Directions for this task
Every line below that mentions the word "JSON" should be copied out.

Data to use
++++++

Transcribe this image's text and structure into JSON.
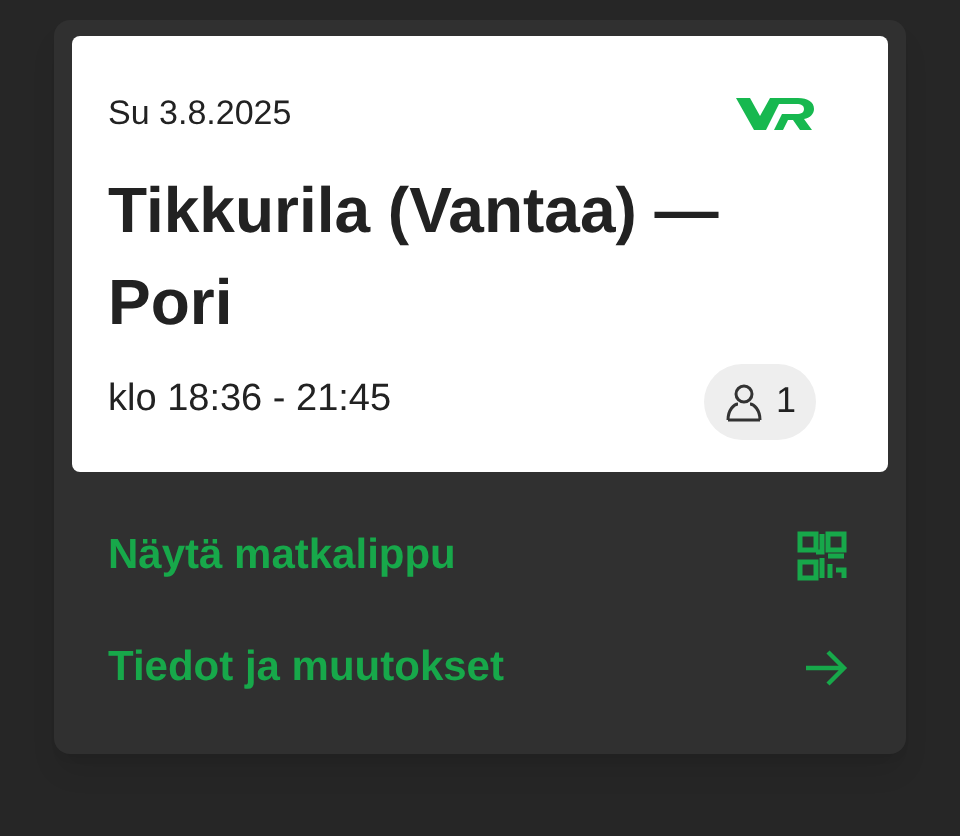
{
  "trip": {
    "date": "Su 3.8.2025",
    "route": "Tikkurila (Vantaa) — Pori",
    "time": "klo 18:36 - 21:45",
    "passengers": "1"
  },
  "actions": [
    {
      "label": "Näytä matkalippu",
      "kind": "qr"
    },
    {
      "label": "Tiedot ja muutokset",
      "kind": "arrow"
    }
  ]
}
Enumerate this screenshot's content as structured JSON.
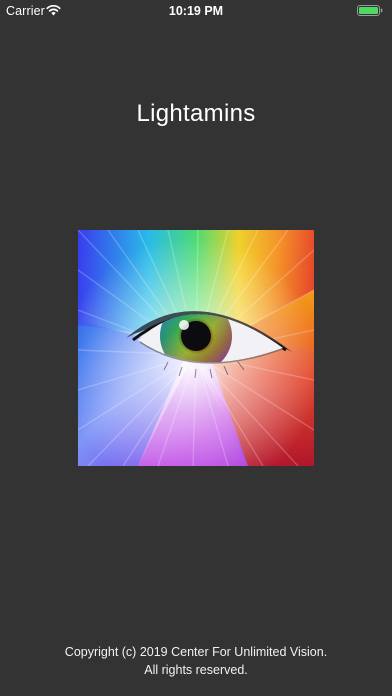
{
  "status_bar": {
    "carrier": "Carrier",
    "time": "10:19 PM",
    "battery_color": "#4cd964",
    "wifi_icon": "wifi-icon",
    "battery_icon": "battery-icon"
  },
  "screen": {
    "title": "Lightamins",
    "image_icon": "rainbow-eye-image",
    "background_color": "#333333"
  },
  "footer": {
    "copyright_line": "Copyright (c) 2019 Center For Unlimited Vision.",
    "rights_line": "All rights reserved."
  }
}
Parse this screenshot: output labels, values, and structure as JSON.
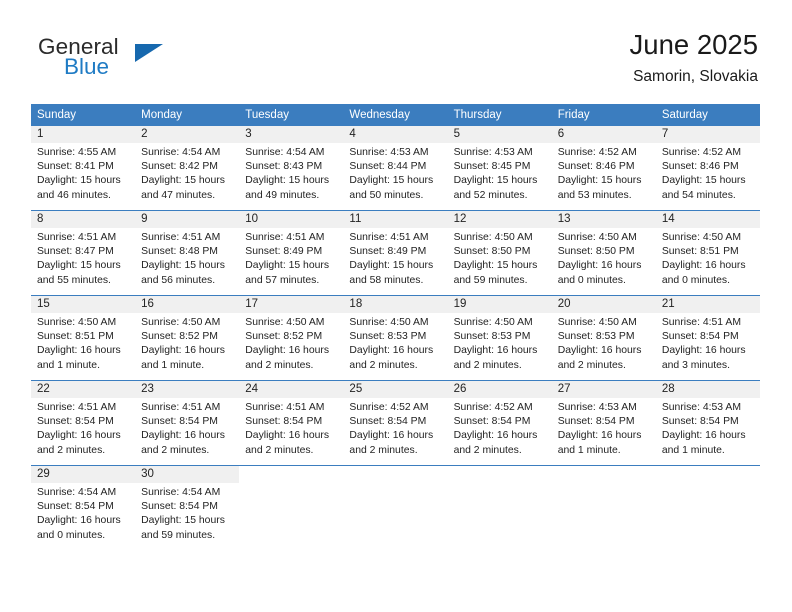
{
  "brand": {
    "name_part1": "General",
    "name_part2": "Blue",
    "triangle_color": "#1668ae",
    "blue_color": "#1f7bc4"
  },
  "header": {
    "title": "June 2025",
    "subtitle": "Samorin, Slovakia"
  },
  "theme": {
    "header_bg": "#3b7dbf",
    "header_text": "#ffffff",
    "daynum_band_bg": "#f0f0f0",
    "row_divider": "#3b7dbf",
    "body_text": "#232323"
  },
  "calendar": {
    "weekday_headers": [
      "Sunday",
      "Monday",
      "Tuesday",
      "Wednesday",
      "Thursday",
      "Friday",
      "Saturday"
    ],
    "weeks": [
      [
        {
          "day": "1",
          "sunrise": "Sunrise: 4:55 AM",
          "sunset": "Sunset: 8:41 PM",
          "daylight_line1": "Daylight: 15 hours",
          "daylight_line2": "and 46 minutes."
        },
        {
          "day": "2",
          "sunrise": "Sunrise: 4:54 AM",
          "sunset": "Sunset: 8:42 PM",
          "daylight_line1": "Daylight: 15 hours",
          "daylight_line2": "and 47 minutes."
        },
        {
          "day": "3",
          "sunrise": "Sunrise: 4:54 AM",
          "sunset": "Sunset: 8:43 PM",
          "daylight_line1": "Daylight: 15 hours",
          "daylight_line2": "and 49 minutes."
        },
        {
          "day": "4",
          "sunrise": "Sunrise: 4:53 AM",
          "sunset": "Sunset: 8:44 PM",
          "daylight_line1": "Daylight: 15 hours",
          "daylight_line2": "and 50 minutes."
        },
        {
          "day": "5",
          "sunrise": "Sunrise: 4:53 AM",
          "sunset": "Sunset: 8:45 PM",
          "daylight_line1": "Daylight: 15 hours",
          "daylight_line2": "and 52 minutes."
        },
        {
          "day": "6",
          "sunrise": "Sunrise: 4:52 AM",
          "sunset": "Sunset: 8:46 PM",
          "daylight_line1": "Daylight: 15 hours",
          "daylight_line2": "and 53 minutes."
        },
        {
          "day": "7",
          "sunrise": "Sunrise: 4:52 AM",
          "sunset": "Sunset: 8:46 PM",
          "daylight_line1": "Daylight: 15 hours",
          "daylight_line2": "and 54 minutes."
        }
      ],
      [
        {
          "day": "8",
          "sunrise": "Sunrise: 4:51 AM",
          "sunset": "Sunset: 8:47 PM",
          "daylight_line1": "Daylight: 15 hours",
          "daylight_line2": "and 55 minutes."
        },
        {
          "day": "9",
          "sunrise": "Sunrise: 4:51 AM",
          "sunset": "Sunset: 8:48 PM",
          "daylight_line1": "Daylight: 15 hours",
          "daylight_line2": "and 56 minutes."
        },
        {
          "day": "10",
          "sunrise": "Sunrise: 4:51 AM",
          "sunset": "Sunset: 8:49 PM",
          "daylight_line1": "Daylight: 15 hours",
          "daylight_line2": "and 57 minutes."
        },
        {
          "day": "11",
          "sunrise": "Sunrise: 4:51 AM",
          "sunset": "Sunset: 8:49 PM",
          "daylight_line1": "Daylight: 15 hours",
          "daylight_line2": "and 58 minutes."
        },
        {
          "day": "12",
          "sunrise": "Sunrise: 4:50 AM",
          "sunset": "Sunset: 8:50 PM",
          "daylight_line1": "Daylight: 15 hours",
          "daylight_line2": "and 59 minutes."
        },
        {
          "day": "13",
          "sunrise": "Sunrise: 4:50 AM",
          "sunset": "Sunset: 8:50 PM",
          "daylight_line1": "Daylight: 16 hours",
          "daylight_line2": "and 0 minutes."
        },
        {
          "day": "14",
          "sunrise": "Sunrise: 4:50 AM",
          "sunset": "Sunset: 8:51 PM",
          "daylight_line1": "Daylight: 16 hours",
          "daylight_line2": "and 0 minutes."
        }
      ],
      [
        {
          "day": "15",
          "sunrise": "Sunrise: 4:50 AM",
          "sunset": "Sunset: 8:51 PM",
          "daylight_line1": "Daylight: 16 hours",
          "daylight_line2": "and 1 minute."
        },
        {
          "day": "16",
          "sunrise": "Sunrise: 4:50 AM",
          "sunset": "Sunset: 8:52 PM",
          "daylight_line1": "Daylight: 16 hours",
          "daylight_line2": "and 1 minute."
        },
        {
          "day": "17",
          "sunrise": "Sunrise: 4:50 AM",
          "sunset": "Sunset: 8:52 PM",
          "daylight_line1": "Daylight: 16 hours",
          "daylight_line2": "and 2 minutes."
        },
        {
          "day": "18",
          "sunrise": "Sunrise: 4:50 AM",
          "sunset": "Sunset: 8:53 PM",
          "daylight_line1": "Daylight: 16 hours",
          "daylight_line2": "and 2 minutes."
        },
        {
          "day": "19",
          "sunrise": "Sunrise: 4:50 AM",
          "sunset": "Sunset: 8:53 PM",
          "daylight_line1": "Daylight: 16 hours",
          "daylight_line2": "and 2 minutes."
        },
        {
          "day": "20",
          "sunrise": "Sunrise: 4:50 AM",
          "sunset": "Sunset: 8:53 PM",
          "daylight_line1": "Daylight: 16 hours",
          "daylight_line2": "and 2 minutes."
        },
        {
          "day": "21",
          "sunrise": "Sunrise: 4:51 AM",
          "sunset": "Sunset: 8:54 PM",
          "daylight_line1": "Daylight: 16 hours",
          "daylight_line2": "and 3 minutes."
        }
      ],
      [
        {
          "day": "22",
          "sunrise": "Sunrise: 4:51 AM",
          "sunset": "Sunset: 8:54 PM",
          "daylight_line1": "Daylight: 16 hours",
          "daylight_line2": "and 2 minutes."
        },
        {
          "day": "23",
          "sunrise": "Sunrise: 4:51 AM",
          "sunset": "Sunset: 8:54 PM",
          "daylight_line1": "Daylight: 16 hours",
          "daylight_line2": "and 2 minutes."
        },
        {
          "day": "24",
          "sunrise": "Sunrise: 4:51 AM",
          "sunset": "Sunset: 8:54 PM",
          "daylight_line1": "Daylight: 16 hours",
          "daylight_line2": "and 2 minutes."
        },
        {
          "day": "25",
          "sunrise": "Sunrise: 4:52 AM",
          "sunset": "Sunset: 8:54 PM",
          "daylight_line1": "Daylight: 16 hours",
          "daylight_line2": "and 2 minutes."
        },
        {
          "day": "26",
          "sunrise": "Sunrise: 4:52 AM",
          "sunset": "Sunset: 8:54 PM",
          "daylight_line1": "Daylight: 16 hours",
          "daylight_line2": "and 2 minutes."
        },
        {
          "day": "27",
          "sunrise": "Sunrise: 4:53 AM",
          "sunset": "Sunset: 8:54 PM",
          "daylight_line1": "Daylight: 16 hours",
          "daylight_line2": "and 1 minute."
        },
        {
          "day": "28",
          "sunrise": "Sunrise: 4:53 AM",
          "sunset": "Sunset: 8:54 PM",
          "daylight_line1": "Daylight: 16 hours",
          "daylight_line2": "and 1 minute."
        }
      ],
      [
        {
          "day": "29",
          "sunrise": "Sunrise: 4:54 AM",
          "sunset": "Sunset: 8:54 PM",
          "daylight_line1": "Daylight: 16 hours",
          "daylight_line2": "and 0 minutes."
        },
        {
          "day": "30",
          "sunrise": "Sunrise: 4:54 AM",
          "sunset": "Sunset: 8:54 PM",
          "daylight_line1": "Daylight: 15 hours",
          "daylight_line2": "and 59 minutes."
        },
        {
          "day": "",
          "sunrise": "",
          "sunset": "",
          "daylight_line1": "",
          "daylight_line2": ""
        },
        {
          "day": "",
          "sunrise": "",
          "sunset": "",
          "daylight_line1": "",
          "daylight_line2": ""
        },
        {
          "day": "",
          "sunrise": "",
          "sunset": "",
          "daylight_line1": "",
          "daylight_line2": ""
        },
        {
          "day": "",
          "sunrise": "",
          "sunset": "",
          "daylight_line1": "",
          "daylight_line2": ""
        },
        {
          "day": "",
          "sunrise": "",
          "sunset": "",
          "daylight_line1": "",
          "daylight_line2": ""
        }
      ]
    ]
  }
}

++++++

Written solution
Transcribe this image's text and structure into JSON.
Enumerate this screenshot's content as structured JSON.
Parse this screenshot: output labels, values, and structure as JSON.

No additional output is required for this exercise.